Advice workers provide free, impartial and confidential advice and information to their clients on a wide range of issues. Some act as general advisers covering legal and financial topics such as debt, housing, employment, welfare and education. Others specialise in just one area and offer expert advice. This will usually be in a topic that requires in-depth knowledge such as immigration or homelessness.
There are usually no restrictions on people who can use the services of an advice worker, although clients will often belong to groups with particular needs, such as refugees or people with disabilities.
Advice is provided through face-to-face, telephone and email services. Advice workers are based in a variety of settings including community centres, doctors' surgeries, courts and prisons, as well as in dedicated advice centres.

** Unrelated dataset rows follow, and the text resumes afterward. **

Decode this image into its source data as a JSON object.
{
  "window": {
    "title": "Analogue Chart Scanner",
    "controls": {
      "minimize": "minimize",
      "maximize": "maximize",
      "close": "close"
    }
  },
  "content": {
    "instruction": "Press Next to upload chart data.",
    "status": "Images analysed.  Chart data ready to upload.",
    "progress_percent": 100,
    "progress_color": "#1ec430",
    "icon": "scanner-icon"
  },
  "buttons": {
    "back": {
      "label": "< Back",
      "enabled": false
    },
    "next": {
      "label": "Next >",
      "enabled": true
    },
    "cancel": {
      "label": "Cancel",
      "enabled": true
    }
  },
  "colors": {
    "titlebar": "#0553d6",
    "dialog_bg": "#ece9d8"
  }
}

One of the biggest employers of advice workers in England and Wales is the Citizens Advice Bureau .
For Scotland and Northern Ireland, see:
Many of the people who work for Citizens Advice Bureaux, however, are volunteers, with only a small percentage being paid workers.
The work carried out by advice workers is varied, but typically falls into six broad categories:
The activities involved will depend on the kind of advice provided and the seniority of the adviser, but most positions usually involve:
This website is best viewed in an up-to-date web browser with CSS enabled. While you will be able to view the content of this page in your current browser, you will not be able to get the full visual experience. Please consider upgrading your browser software or enabling style sheets if you are able to do so.